*What is needed*
Repeat each entry below exactly as it stands.

*Data supplied*
------------
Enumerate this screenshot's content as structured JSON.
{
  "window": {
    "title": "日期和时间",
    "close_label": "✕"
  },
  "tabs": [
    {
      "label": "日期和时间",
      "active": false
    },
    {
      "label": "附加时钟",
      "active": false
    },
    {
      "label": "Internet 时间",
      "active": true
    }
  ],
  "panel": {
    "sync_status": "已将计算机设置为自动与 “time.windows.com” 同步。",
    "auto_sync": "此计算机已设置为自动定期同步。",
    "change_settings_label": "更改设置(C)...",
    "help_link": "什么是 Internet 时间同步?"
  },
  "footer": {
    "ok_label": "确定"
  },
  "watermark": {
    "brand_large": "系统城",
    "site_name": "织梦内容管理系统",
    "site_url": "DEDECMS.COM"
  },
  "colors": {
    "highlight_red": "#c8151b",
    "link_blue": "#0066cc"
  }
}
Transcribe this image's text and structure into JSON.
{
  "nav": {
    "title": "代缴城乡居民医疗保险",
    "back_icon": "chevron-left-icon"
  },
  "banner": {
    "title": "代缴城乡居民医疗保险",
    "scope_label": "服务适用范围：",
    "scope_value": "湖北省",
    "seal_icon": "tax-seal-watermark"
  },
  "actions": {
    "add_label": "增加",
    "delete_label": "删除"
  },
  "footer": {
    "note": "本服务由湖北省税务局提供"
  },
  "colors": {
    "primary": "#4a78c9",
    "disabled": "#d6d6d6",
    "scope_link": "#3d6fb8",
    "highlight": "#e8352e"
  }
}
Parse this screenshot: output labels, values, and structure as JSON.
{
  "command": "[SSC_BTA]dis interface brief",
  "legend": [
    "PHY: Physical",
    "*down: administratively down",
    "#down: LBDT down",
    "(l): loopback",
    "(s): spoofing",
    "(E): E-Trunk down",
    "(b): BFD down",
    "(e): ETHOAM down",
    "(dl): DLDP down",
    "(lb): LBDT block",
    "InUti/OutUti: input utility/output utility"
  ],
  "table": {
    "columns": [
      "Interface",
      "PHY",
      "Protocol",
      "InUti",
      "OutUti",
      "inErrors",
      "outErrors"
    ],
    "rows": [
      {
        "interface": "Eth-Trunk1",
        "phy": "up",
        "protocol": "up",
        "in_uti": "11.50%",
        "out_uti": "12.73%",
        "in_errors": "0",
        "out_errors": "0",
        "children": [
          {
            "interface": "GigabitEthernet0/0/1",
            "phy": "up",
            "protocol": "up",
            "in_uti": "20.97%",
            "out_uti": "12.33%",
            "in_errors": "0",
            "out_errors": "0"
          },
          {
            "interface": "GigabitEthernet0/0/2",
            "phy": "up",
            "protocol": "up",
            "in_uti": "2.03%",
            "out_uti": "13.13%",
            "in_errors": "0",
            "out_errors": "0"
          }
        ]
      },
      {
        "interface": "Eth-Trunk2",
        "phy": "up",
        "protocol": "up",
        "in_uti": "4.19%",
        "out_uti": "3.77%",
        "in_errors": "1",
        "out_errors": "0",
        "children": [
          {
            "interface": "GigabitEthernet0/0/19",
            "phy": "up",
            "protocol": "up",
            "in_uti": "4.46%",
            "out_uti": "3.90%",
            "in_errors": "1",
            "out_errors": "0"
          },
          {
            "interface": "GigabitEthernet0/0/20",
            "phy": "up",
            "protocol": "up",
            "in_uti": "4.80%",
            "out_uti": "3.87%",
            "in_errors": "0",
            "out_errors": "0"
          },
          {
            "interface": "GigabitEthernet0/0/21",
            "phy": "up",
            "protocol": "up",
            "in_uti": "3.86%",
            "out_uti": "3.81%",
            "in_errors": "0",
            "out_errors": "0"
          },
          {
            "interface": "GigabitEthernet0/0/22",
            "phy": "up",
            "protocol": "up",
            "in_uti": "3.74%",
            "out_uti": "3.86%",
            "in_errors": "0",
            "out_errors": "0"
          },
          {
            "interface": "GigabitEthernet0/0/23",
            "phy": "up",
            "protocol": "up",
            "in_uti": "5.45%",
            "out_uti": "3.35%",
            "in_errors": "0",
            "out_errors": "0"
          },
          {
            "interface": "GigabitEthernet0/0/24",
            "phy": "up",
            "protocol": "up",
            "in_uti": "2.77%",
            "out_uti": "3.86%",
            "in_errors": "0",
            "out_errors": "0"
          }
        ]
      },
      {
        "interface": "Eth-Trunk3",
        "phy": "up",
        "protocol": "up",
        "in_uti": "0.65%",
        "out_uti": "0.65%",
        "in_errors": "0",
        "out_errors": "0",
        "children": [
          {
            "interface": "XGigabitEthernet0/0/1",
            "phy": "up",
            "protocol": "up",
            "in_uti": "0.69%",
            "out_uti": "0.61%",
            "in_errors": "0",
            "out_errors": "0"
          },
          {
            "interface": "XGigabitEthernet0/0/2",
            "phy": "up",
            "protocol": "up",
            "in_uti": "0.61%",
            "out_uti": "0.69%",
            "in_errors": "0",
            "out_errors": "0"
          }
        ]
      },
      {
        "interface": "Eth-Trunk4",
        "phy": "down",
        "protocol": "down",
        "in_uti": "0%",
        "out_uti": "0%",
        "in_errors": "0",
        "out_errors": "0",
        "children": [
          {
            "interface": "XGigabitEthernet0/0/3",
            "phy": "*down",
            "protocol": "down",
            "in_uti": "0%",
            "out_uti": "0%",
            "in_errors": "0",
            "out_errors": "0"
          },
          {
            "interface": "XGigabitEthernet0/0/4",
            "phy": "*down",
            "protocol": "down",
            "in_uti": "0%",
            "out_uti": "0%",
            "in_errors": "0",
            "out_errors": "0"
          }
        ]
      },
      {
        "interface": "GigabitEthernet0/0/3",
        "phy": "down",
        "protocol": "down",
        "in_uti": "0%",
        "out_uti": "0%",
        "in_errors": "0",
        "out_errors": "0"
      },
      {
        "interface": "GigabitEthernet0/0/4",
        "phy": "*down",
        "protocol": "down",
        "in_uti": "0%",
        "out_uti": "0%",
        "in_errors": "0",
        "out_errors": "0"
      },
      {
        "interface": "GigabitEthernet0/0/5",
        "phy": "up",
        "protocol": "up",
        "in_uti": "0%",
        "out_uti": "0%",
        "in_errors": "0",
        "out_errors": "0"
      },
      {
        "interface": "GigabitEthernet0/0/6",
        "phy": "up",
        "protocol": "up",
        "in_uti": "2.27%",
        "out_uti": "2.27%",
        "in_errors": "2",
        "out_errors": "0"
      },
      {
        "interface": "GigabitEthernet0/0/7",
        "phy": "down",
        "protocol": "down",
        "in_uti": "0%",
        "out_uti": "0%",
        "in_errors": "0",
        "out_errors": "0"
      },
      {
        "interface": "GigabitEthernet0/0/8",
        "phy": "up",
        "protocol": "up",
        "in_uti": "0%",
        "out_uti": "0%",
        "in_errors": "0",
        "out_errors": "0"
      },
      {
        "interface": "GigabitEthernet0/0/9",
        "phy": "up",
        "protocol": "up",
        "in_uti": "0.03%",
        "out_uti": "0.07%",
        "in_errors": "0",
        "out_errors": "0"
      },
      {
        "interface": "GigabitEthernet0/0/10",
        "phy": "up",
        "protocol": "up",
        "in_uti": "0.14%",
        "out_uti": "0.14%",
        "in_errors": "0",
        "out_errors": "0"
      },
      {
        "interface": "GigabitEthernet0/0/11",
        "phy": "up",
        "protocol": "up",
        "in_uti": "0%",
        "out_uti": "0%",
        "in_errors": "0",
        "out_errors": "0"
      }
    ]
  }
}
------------
*Reply to the task*
Enumerate this screenshot's content as structured JSON.
{
  "window": {
    "title": "日期和时间",
    "close_label": "✕"
  },
  "tabs": [
    {
      "label": "日期和时间",
      "active": false
    },
    {
      "label": "附加时钟",
      "active": false
    },
    {
      "label": "Internet 时间",
      "active": true
    }
  ],
  "panel": {
    "sync_status": "已将计算机设置为自动与 “time.windows.com” 同步。",
    "auto_sync": "此计算机已设置为自动定期同步。",
    "change_settings_label": "更改设置(C)...",
    "help_link": "什么是 Internet 时间同步?"
  },
  "footer": {
    "ok_label": "确定"
  },
  "watermark": {
    "brand_large": "系统城",
    "site_name": "织梦内容管理系统",
    "site_url": "DEDECMS.COM"
  },
  "colors": {
    "highlight_red": "#c8151b",
    "link_blue": "#0066cc"
  }
}
Transcribe this image's text and structure into JSON.
{
  "nav": {
    "title": "代缴城乡居民医疗保险",
    "back_icon": "chevron-left-icon"
  },
  "banner": {
    "title": "代缴城乡居民医疗保险",
    "scope_label": "服务适用范围：",
    "scope_value": "湖北省",
    "seal_icon": "tax-seal-watermark"
  },
  "actions": {
    "add_label": "增加",
    "delete_label": "删除"
  },
  "footer": {
    "note": "本服务由湖北省税务局提供"
  },
  "colors": {
    "primary": "#4a78c9",
    "disabled": "#d6d6d6",
    "scope_link": "#3d6fb8",
    "highlight": "#e8352e"
  }
}
Parse this screenshot: output labels, values, and structure as JSON.
{
  "command": "[SSC_BTA]dis interface brief",
  "legend": [
    "PHY: Physical",
    "*down: administratively down",
    "#down: LBDT down",
    "(l): loopback",
    "(s): spoofing",
    "(E): E-Trunk down",
    "(b): BFD down",
    "(e): ETHOAM down",
    "(dl): DLDP down",
    "(lb): LBDT block",
    "InUti/OutUti: input utility/output utility"
  ],
  "table": {
    "columns": [
      "Interface",
      "PHY",
      "Protocol",
      "InUti",
      "OutUti",
      "inErrors",
      "outErrors"
    ],
    "rows": [
      {
        "interface": "Eth-Trunk1",
        "phy": "up",
        "protocol": "up",
        "in_uti": "11.50%",
        "out_uti": "12.73%",
        "in_errors": "0",
        "out_errors": "0",
        "children": [
          {
            "interface": "GigabitEthernet0/0/1",
            "phy": "up",
            "protocol": "up",
            "in_uti": "20.97%",
            "out_uti": "12.33%",
            "in_errors": "0",
            "out_errors": "0"
          },
          {
            "interface": "GigabitEthernet0/0/2",
            "phy": "up",
            "protocol": "up",
            "in_uti": "2.03%",
            "out_uti": "13.13%",
            "in_errors": "0",
            "out_errors": "0"
          }
        ]
      },
      {
        "interface": "Eth-Trunk2",
        "phy": "up",
        "protocol": "up",
        "in_uti": "4.19%",
        "out_uti": "3.77%",
        "in_errors": "1",
        "out_errors": "0",
        "children": [
          {
            "interface": "GigabitEthernet0/0/19",
            "phy": "up",
            "protocol": "up",
            "in_uti": "4.46%",
            "out_uti": "3.90%",
            "in_errors": "1",
            "out_errors": "0"
          },
          {
            "interface": "GigabitEthernet0/0/20",
            "phy": "up",
            "protocol": "up",
            "in_uti": "4.80%",
            "out_uti": "3.87%",
            "in_errors": "0",
            "out_errors": "0"
          },
          {
            "interface": "GigabitEthernet0/0/21",
            "phy": "up",
            "protocol": "up",
            "in_uti": "3.86%",
            "out_uti": "3.81%",
            "in_errors": "0",
            "out_errors": "0"
          },
          {
            "interface": "GigabitEthernet0/0/22",
            "phy": "up",
            "protocol": "up",
            "in_uti": "3.74%",
            "out_uti": "3.86%",
            "in_errors": "0",
            "out_errors": "0"
          },
          {
            "interface": "GigabitEthernet0/0/23",
            "phy": "up",
            "protocol": "up",
            "in_uti": "5.45%",
            "out_uti": "3.35%",
            "in_errors": "0",
            "out_errors": "0"
          },
          {
            "interface": "GigabitEthernet0/0/24",
            "phy": "up",
            "protocol": "up",
            "in_uti": "2.77%",
            "out_uti": "3.86%",
            "in_errors": "0",
            "out_errors": "0"
          }
        ]
      },
      {
        "interface": "Eth-Trunk3",
        "phy": "up",
        "protocol": "up",
        "in_uti": "0.65%",
        "out_uti": "0.65%",
        "in_errors": "0",
        "out_errors": "0",
        "children": [
          {
            "interface": "XGigabitEthernet0/0/1",
            "phy": "up",
            "protocol": "up",
            "in_uti": "0.69%",
            "out_uti": "0.61%",
            "in_errors": "0",
            "out_errors": "0"
          },
          {
            "interface": "XGigabitEthernet0/0/2",
            "phy": "up",
            "protocol": "up",
            "in_uti": "0.61%",
            "out_uti": "0.69%",
            "in_errors": "0",
            "out_errors": "0"
          }
        ]
      },
      {
        "interface": "Eth-Trunk4",
        "phy": "down",
        "protocol": "down",
        "in_uti": "0%",
        "out_uti": "0%",
        "in_errors": "0",
        "out_errors": "0",
        "children": [
          {
            "interface": "XGigabitEthernet0/0/3",
            "phy": "*down",
            "protocol": "down",
            "in_uti": "0%",
            "out_uti": "0%",
            "in_errors": "0",
            "out_errors": "0"
          },
          {
            "interface": "XGigabitEthernet0/0/4",
            "phy": "*down",
            "protocol": "down",
            "in_uti": "0%",
            "out_uti": "0%",
            "in_errors": "0",
            "out_errors": "0"
          }
        ]
      },
      {
        "interface": "GigabitEthernet0/0/3",
        "phy": "down",
        "protocol": "down",
        "in_uti": "0%",
        "out_uti": "0%",
        "in_errors": "0",
        "out_errors": "0"
      },
      {
        "interface": "GigabitEthernet0/0/4",
        "phy": "*down",
        "protocol": "down",
        "in_uti": "0%",
        "out_uti": "0%",
        "in_errors": "0",
        "out_errors": "0"
      },
      {
        "interface": "GigabitEthernet0/0/5",
        "phy": "up",
        "protocol": "up",
        "in_uti": "0%",
        "out_uti": "0%",
        "in_errors": "0",
        "out_errors": "0"
      },
      {
        "interface": "GigabitEthernet0/0/6",
        "phy": "up",
        "protocol": "up",
        "in_uti": "2.27%",
        "out_uti": "2.27%",
        "in_errors": "2",
        "out_errors": "0"
      },
      {
        "interface": "GigabitEthernet0/0/7",
        "phy": "down",
        "protocol": "down",
        "in_uti": "0%",
        "out_uti": "0%",
        "in_errors": "0",
        "out_errors": "0"
      },
      {
        "interface": "GigabitEthernet0/0/8",
        "phy": "up",
        "protocol": "up",
        "in_uti": "0%",
        "out_uti": "0%",
        "in_errors": "0",
        "out_errors": "0"
      },
      {
        "interface": "GigabitEthernet0/0/9",
        "phy": "up",
        "protocol": "up",
        "in_uti": "0.03%",
        "out_uti": "0.07%",
        "in_errors": "0",
        "out_errors": "0"
      },
      {
        "interface": "GigabitEthernet0/0/10",
        "phy": "up",
        "protocol": "up",
        "in_uti": "0.14%",
        "out_uti": "0.14%",
        "in_errors": "0",
        "out_errors": "0"
      },
      {
        "interface": "GigabitEthernet0/0/11",
        "phy": "up",
        "protocol": "up",
        "in_uti": "0%",
        "out_uti": "0%",
        "in_errors": "0",
        "out_errors": "0"
      }
    ]
  }
}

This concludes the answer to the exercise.